In conclusion, Bus’s study shows that cultural dimension can play an important role when it comes to choosing romantic partners. (385 words)
Points to Note
- One critique of my posted examples was that no students write 400 words. You can see above that to get top marks it might be required. I also struggle to write exemplars less than 400 words. So does this explain why so few kids get 7s – we’re setting them tasks they cannot complete? I don’t think so. I think, as shown above, capable students can write excellent SARs in the time provided and get top marks.
- What’s more, they can do this even if we simplify things by giving them straightforward instructions and ignore command terms. This lovely student followed my 7-point generic structure for an SAR and it reaped rewards (watch more).
- It’s plain to see from this that my answers would score at least 7/9, probably an 8/9 regardless of the command term.
- You’ll notice, however, the student’s answer never actually address the command term “explain” in regards to the cultural dimension. They describe it, but never give an account of why it exists. It doesn’t matter – they got in the top mark band in the real exam. How? I would say that my generic structure for SARs has helped keep them focused, write a detailed answer and include all elements that hit the rubric.
The reason I originally posted these to Facebook was for allow the command term commandos a chance to explain how and why these answers would score differently. They didn’t. And I’d argue, they can’t, because they wouldn’t.
Why put my energy into this? For one, it gives us all an additional example SAR to add to our files. But more importantly I want to give everyone every chance to prove me wrong. Show me how these command terms are different since they’re still being referenced in subject reports, mark schemes and examination guides. And if you can’t, which you can’t, then please, please let’s move on.

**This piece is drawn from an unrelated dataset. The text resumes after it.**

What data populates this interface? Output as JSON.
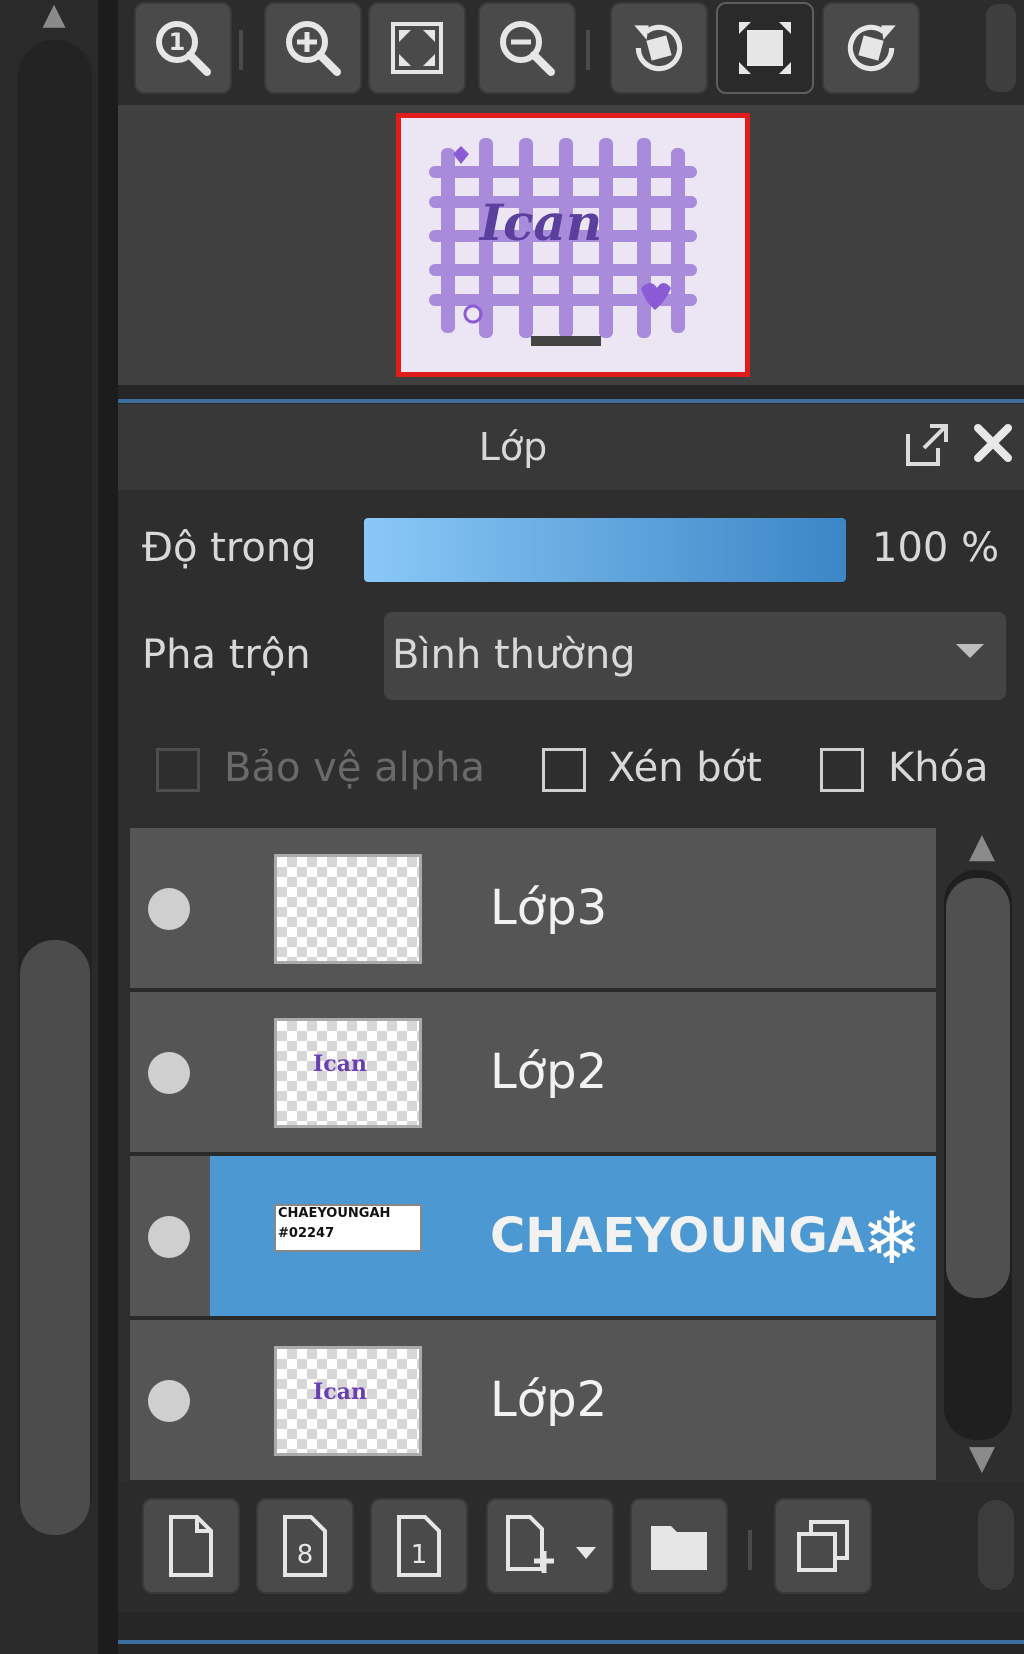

But here’s my more diplomatic answer – if you are one of those teachers who drinks the command term coolaid and genuinely believes in their importance and you think they add value to their course, increase engagement, exam scores, yadayadayada, I’m not in the market of trying to convince you of the contrary. But my experience in my early years was that command terms were a massive red herring and wasted a lot of time. Each year I’ve paid them less attention and each year my kids scores are better and they enjoy psych more – so I simply try to show people with examples (like these posted) that besides having abstract difference, the tangible reality is they (especially in SAQs) are of very little importance. We need to spend more time focusing on every other part of the answer which is often neglected.
Ten years from now I want my students to remember the concepts of neuroplasticity, epigenetics, confirmation bias, the importance of communication in relationships, appraisals and the stress response, etc, etc. I could not care less if they remember the difference between describe and explain in an IB Psych exam (especially since there isn’t one 😉 )
Having said that, I’m always open to being convinced otherwise and shown the error of my ways. So please, do feel free to leave your thoughts or responses in the comments.
Travis Dixon is an IB Psychology teacher, author, workshop leader, examiner and IA moderator.